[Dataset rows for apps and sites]
=== Section Start ===

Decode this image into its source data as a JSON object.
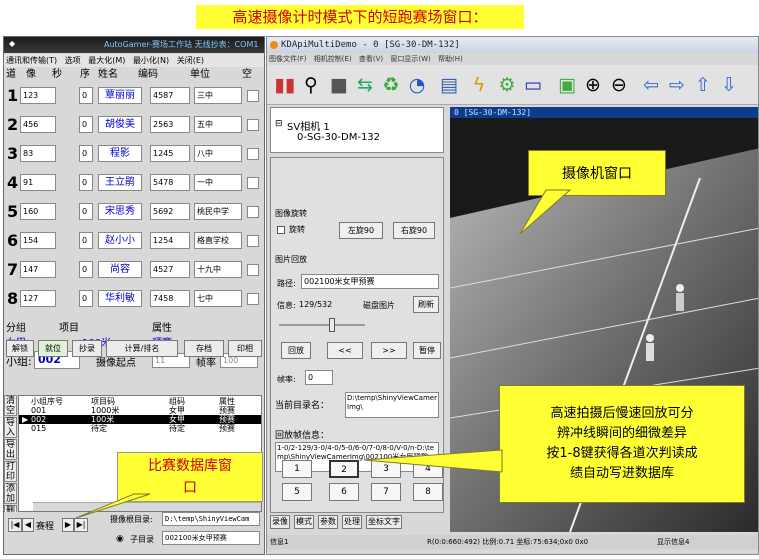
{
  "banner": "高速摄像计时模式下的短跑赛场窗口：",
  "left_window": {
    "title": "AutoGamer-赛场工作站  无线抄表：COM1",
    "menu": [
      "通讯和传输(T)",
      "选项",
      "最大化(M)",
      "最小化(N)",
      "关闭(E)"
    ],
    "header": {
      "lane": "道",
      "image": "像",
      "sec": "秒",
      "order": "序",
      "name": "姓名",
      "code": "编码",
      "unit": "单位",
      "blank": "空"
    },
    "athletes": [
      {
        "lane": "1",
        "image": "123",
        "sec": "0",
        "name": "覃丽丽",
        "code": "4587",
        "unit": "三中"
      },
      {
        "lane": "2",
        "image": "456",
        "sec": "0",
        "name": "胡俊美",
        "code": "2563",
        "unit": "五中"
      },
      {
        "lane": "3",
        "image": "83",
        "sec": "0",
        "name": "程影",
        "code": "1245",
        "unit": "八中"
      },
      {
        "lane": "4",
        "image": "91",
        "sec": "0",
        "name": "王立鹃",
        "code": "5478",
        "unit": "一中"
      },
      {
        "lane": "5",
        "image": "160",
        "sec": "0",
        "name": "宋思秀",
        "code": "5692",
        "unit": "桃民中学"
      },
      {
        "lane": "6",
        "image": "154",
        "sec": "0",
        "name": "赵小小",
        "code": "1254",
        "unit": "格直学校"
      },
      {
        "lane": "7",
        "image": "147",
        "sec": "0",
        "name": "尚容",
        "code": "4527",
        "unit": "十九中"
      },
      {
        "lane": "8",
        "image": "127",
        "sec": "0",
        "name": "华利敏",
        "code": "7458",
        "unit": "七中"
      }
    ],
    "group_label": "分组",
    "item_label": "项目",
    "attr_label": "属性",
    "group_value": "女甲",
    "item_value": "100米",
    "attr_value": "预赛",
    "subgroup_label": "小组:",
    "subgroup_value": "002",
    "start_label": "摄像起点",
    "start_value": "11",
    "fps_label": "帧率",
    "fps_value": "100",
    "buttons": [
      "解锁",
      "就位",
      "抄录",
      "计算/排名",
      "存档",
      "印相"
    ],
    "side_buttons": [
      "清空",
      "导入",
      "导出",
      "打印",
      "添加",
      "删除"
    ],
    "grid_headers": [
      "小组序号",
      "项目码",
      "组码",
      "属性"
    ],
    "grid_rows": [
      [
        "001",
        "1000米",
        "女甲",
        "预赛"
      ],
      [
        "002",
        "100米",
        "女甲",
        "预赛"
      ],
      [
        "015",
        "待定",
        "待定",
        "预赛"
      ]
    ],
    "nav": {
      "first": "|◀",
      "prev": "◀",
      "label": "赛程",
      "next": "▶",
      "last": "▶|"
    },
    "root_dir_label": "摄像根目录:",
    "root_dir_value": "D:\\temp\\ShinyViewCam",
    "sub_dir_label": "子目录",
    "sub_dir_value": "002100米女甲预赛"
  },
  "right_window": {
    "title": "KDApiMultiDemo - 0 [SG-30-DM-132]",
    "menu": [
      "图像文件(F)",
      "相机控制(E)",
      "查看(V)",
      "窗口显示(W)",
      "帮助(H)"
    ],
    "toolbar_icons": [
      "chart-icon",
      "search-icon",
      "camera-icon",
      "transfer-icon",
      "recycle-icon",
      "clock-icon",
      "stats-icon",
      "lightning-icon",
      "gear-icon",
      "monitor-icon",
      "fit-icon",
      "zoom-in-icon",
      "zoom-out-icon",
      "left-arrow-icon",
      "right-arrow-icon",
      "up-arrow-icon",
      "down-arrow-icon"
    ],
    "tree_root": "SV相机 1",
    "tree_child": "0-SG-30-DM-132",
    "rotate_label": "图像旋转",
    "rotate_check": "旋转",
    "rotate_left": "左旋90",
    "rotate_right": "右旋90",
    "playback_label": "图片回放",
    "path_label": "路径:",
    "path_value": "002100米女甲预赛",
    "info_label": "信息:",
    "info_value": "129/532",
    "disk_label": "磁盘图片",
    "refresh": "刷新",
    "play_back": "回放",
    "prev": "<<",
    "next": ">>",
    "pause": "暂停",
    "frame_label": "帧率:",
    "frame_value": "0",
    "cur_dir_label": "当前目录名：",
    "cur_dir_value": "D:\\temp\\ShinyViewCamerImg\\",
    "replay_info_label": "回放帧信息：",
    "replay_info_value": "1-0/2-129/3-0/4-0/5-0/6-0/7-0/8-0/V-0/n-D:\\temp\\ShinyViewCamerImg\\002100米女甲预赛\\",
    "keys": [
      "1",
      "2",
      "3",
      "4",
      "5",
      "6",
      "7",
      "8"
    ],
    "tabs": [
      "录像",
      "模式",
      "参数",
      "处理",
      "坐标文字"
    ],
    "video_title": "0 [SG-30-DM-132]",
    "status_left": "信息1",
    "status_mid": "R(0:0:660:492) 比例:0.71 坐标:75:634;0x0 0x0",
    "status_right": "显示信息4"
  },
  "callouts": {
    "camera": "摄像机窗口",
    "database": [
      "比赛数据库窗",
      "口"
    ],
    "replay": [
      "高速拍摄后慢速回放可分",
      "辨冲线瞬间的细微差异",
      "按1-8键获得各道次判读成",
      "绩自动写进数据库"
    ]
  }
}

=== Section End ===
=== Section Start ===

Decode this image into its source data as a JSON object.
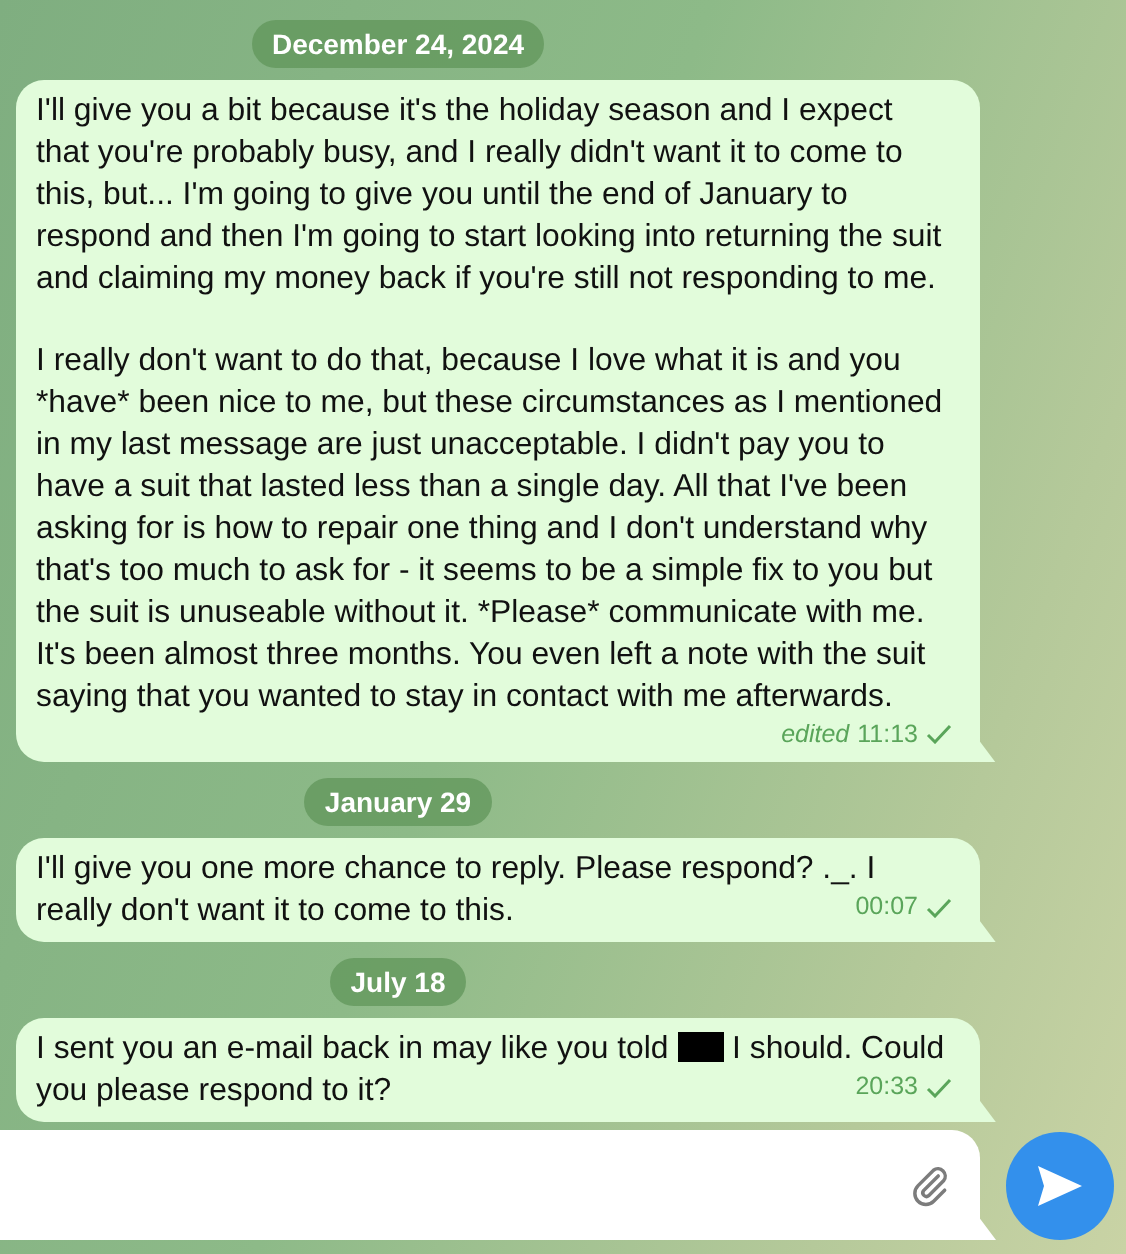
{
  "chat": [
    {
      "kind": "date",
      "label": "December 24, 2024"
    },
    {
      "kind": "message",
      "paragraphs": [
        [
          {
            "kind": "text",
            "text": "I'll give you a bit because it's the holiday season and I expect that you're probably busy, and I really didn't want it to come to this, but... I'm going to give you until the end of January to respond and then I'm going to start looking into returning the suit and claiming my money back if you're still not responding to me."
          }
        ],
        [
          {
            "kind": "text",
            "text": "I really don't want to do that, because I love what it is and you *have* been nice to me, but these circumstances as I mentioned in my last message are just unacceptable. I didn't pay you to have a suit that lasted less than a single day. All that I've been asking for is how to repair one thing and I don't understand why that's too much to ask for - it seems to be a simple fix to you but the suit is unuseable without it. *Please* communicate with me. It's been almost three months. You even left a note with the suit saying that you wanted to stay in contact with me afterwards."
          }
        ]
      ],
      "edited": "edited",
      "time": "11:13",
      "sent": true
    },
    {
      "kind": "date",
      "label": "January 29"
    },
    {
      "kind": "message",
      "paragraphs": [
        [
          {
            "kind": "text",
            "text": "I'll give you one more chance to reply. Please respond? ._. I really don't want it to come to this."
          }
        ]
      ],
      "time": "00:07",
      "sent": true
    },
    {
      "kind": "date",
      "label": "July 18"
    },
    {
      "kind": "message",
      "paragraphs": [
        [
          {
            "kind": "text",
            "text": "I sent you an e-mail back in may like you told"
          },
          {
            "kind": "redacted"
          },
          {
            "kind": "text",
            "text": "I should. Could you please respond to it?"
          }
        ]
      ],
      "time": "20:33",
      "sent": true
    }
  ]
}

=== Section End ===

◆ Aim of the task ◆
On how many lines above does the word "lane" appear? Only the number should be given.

◆ Answer for the task ◆
9